Report each line of the entries below that includes "title".

(Data for review begins)

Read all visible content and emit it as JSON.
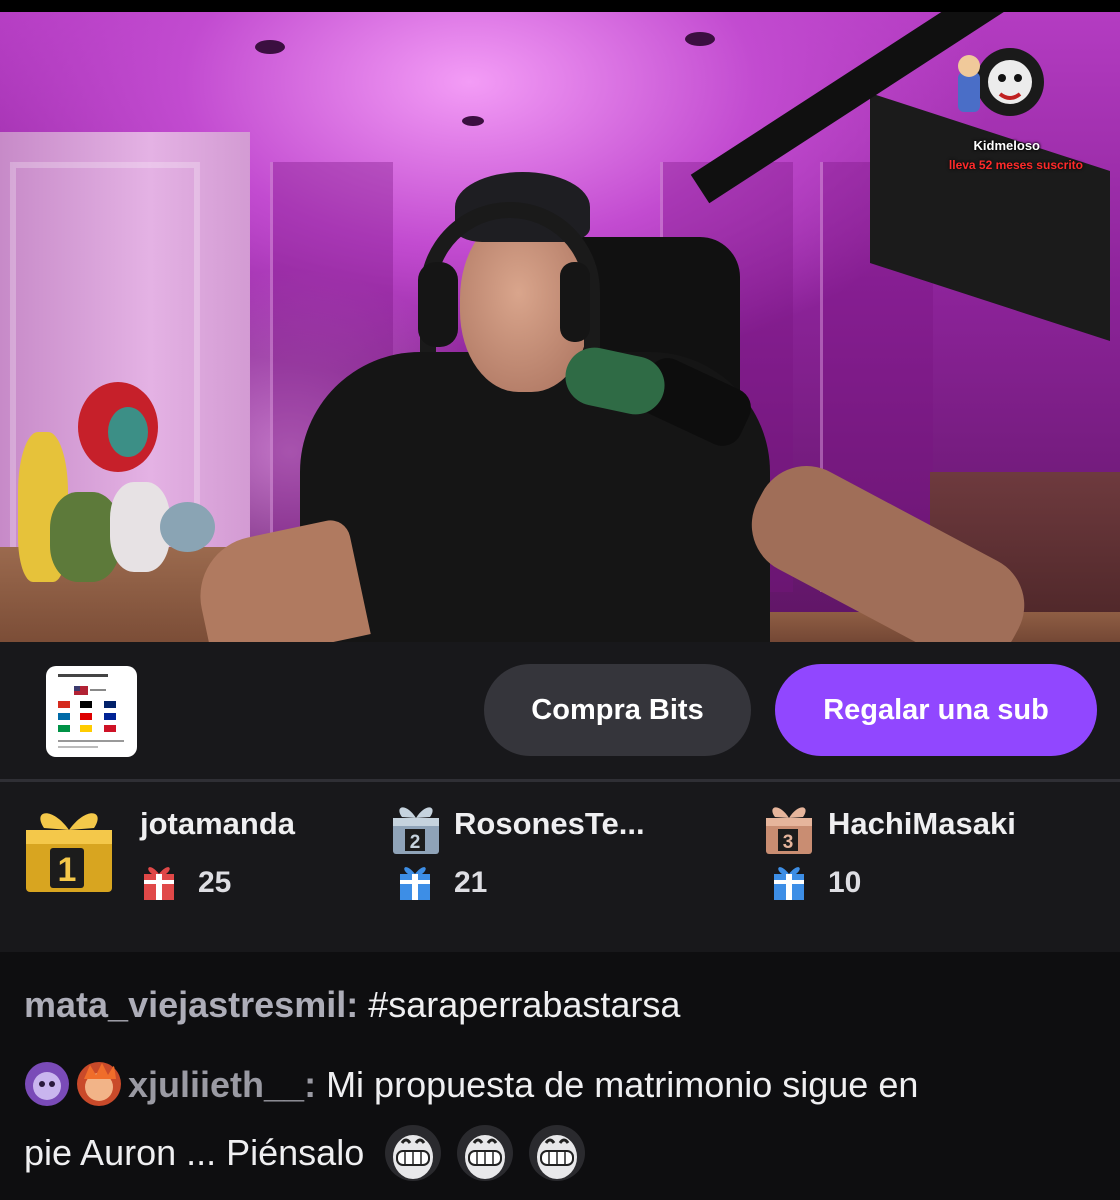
{
  "stream_overlay": {
    "subscriber_name": "Kidmeloso",
    "subscriber_message": "lleva 52 meses suscrito"
  },
  "actions": {
    "buy_bits_label": "Compra Bits",
    "gift_sub_label": "Regalar una sub"
  },
  "leaderboard": [
    {
      "rank": "1",
      "name": "jotamanda",
      "count": "25"
    },
    {
      "rank": "2",
      "name": "RosonesTe...",
      "count": "21"
    },
    {
      "rank": "3",
      "name": "HachiMasaki",
      "count": "10"
    }
  ],
  "chat": {
    "messages": [
      {
        "user": "mata_viejastresmil",
        "separator": ":",
        "text": " #saraperrabastarsa"
      },
      {
        "user": "xjuliieth__",
        "separator": ":",
        "text": " Mi propuesta de matrimonio sigue en",
        "text_line2": "pie Auron ... Piénsalo"
      }
    ]
  },
  "colors": {
    "accent": "#9147ff",
    "background": "#18181b",
    "chat_background": "#0e0e10"
  },
  "icons": [
    "gift-icon",
    "rank-gift-icon",
    "extension-thumbnail",
    "subscriber-badge",
    "penguin-emote"
  ]
}
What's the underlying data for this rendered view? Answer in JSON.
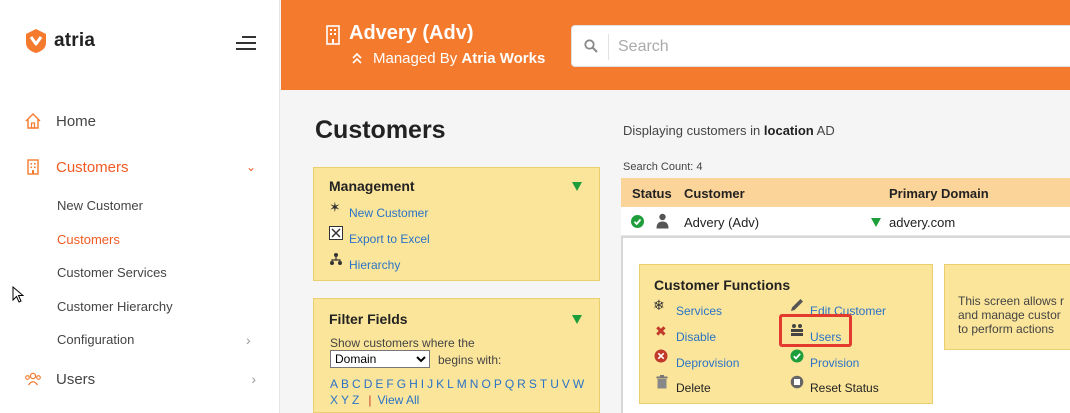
{
  "brand": {
    "name": "atria"
  },
  "sidebar": {
    "items": [
      {
        "label": "Home"
      },
      {
        "label": "Customers"
      },
      {
        "label": "Users"
      }
    ],
    "sub_items": [
      {
        "label": "New Customer"
      },
      {
        "label": "Customers"
      },
      {
        "label": "Customer Services"
      },
      {
        "label": "Customer Hierarchy"
      },
      {
        "label": "Configuration"
      }
    ]
  },
  "header": {
    "title": "Advery (Adv)",
    "managed_prefix": "Managed By",
    "managed_by": "Atria Works",
    "search_placeholder": "Search"
  },
  "page": {
    "title": "Customers",
    "display_prefix": "Displaying customers in",
    "display_bold": "location",
    "display_suffix": "AD"
  },
  "management": {
    "title": "Management",
    "links": [
      "New Customer",
      "Export to Excel",
      "Hierarchy"
    ]
  },
  "filter": {
    "title": "Filter Fields",
    "intro": "Show customers where the",
    "select_value": "Domain",
    "begins_with": "begins with:",
    "letters_line1": [
      "A",
      "B",
      "C",
      "D",
      "E",
      "F",
      "G",
      "H",
      "I",
      "J",
      "K",
      "L",
      "M",
      "N",
      "O",
      "P",
      "Q",
      "R",
      "S",
      "T",
      "U",
      "V",
      "W"
    ],
    "letters_line2": [
      "X",
      "Y",
      "Z"
    ],
    "view_all": "View All"
  },
  "table": {
    "search_count_label": "Search Count:",
    "search_count": "4",
    "headers": {
      "status": "Status",
      "customer": "Customer",
      "domain": "Primary Domain"
    },
    "rows": [
      {
        "customer": "Advery (Adv)",
        "domain": "advery.com"
      }
    ]
  },
  "functions": {
    "title": "Customer Functions",
    "left": [
      "Services",
      "Disable",
      "Deprovision",
      "Delete"
    ],
    "right": [
      "Edit Customer",
      "Users",
      "Provision",
      "Reset Status"
    ],
    "info_lines": [
      "This screen allows r",
      "and manage custor",
      "to perform actions"
    ]
  },
  "colors": {
    "accent": "#f47b2e",
    "active": "#f15a22",
    "panel": "#fbe59a",
    "link": "#2a73c6"
  }
}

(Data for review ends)

## Answer
    "title": "Advery (Adv)",
    "title": "Customers",
    "title": "Management",
    "title": "Filter Fields",
    "title": "Customer Functions",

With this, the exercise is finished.